● **Aim of the exercise**
Pull every line containing the word "chevron" from the records.

== Source material ==

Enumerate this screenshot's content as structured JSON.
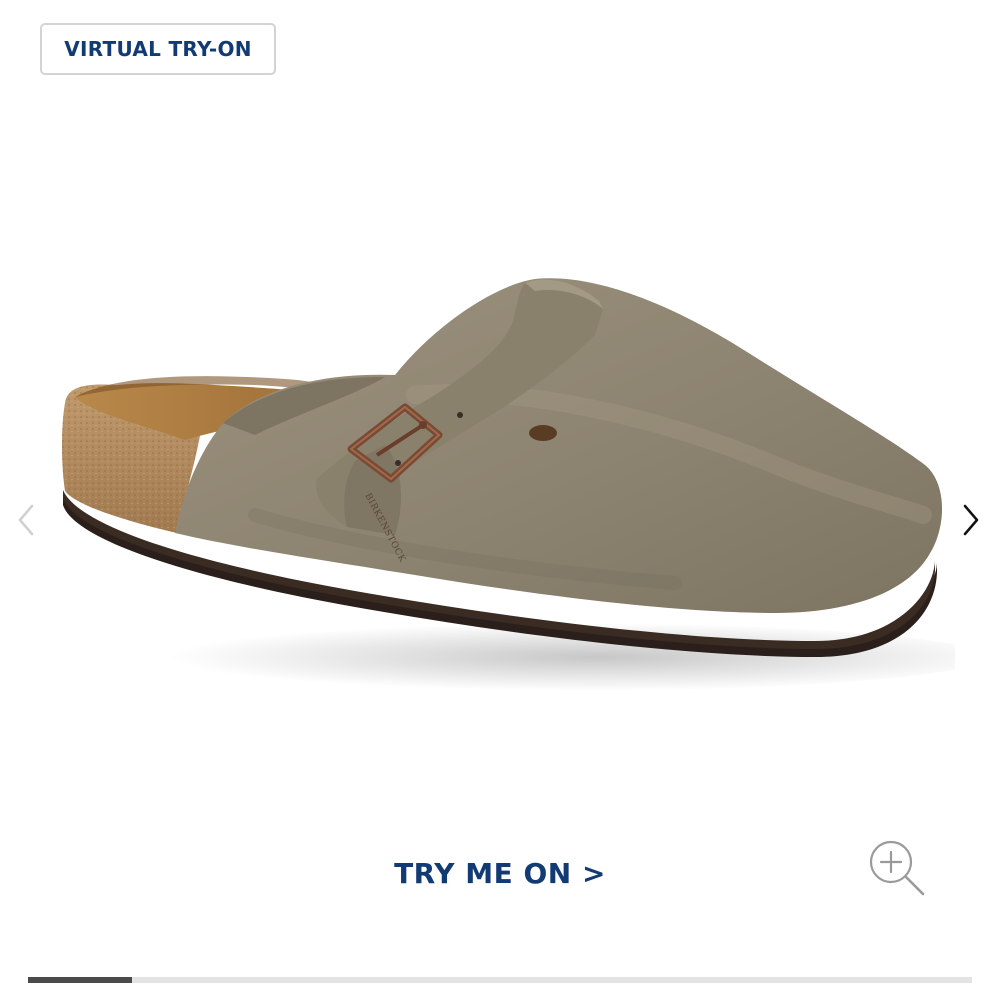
{
  "header": {
    "virtual_tryon_label": "VIRTUAL TRY-ON"
  },
  "gallery": {
    "product_image_icon": "suede-clog-image",
    "prev_icon": "chevron-left-icon",
    "next_icon": "chevron-right-icon",
    "zoom_icon": "zoom-in-icon",
    "progress_fraction": 0.11
  },
  "footer": {
    "try_me_on_label": "TRY ME ON >"
  },
  "colors": {
    "brand_navy": "#123a73",
    "suede_taupe": "#8e8572",
    "cork": "#b18a5e",
    "sole": "#2a1f1a",
    "buckle": "#7a4a34"
  }
}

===

● **Task answer**
    "prev_icon": "chevron-left-icon",
    "next_icon": "chevron-right-icon",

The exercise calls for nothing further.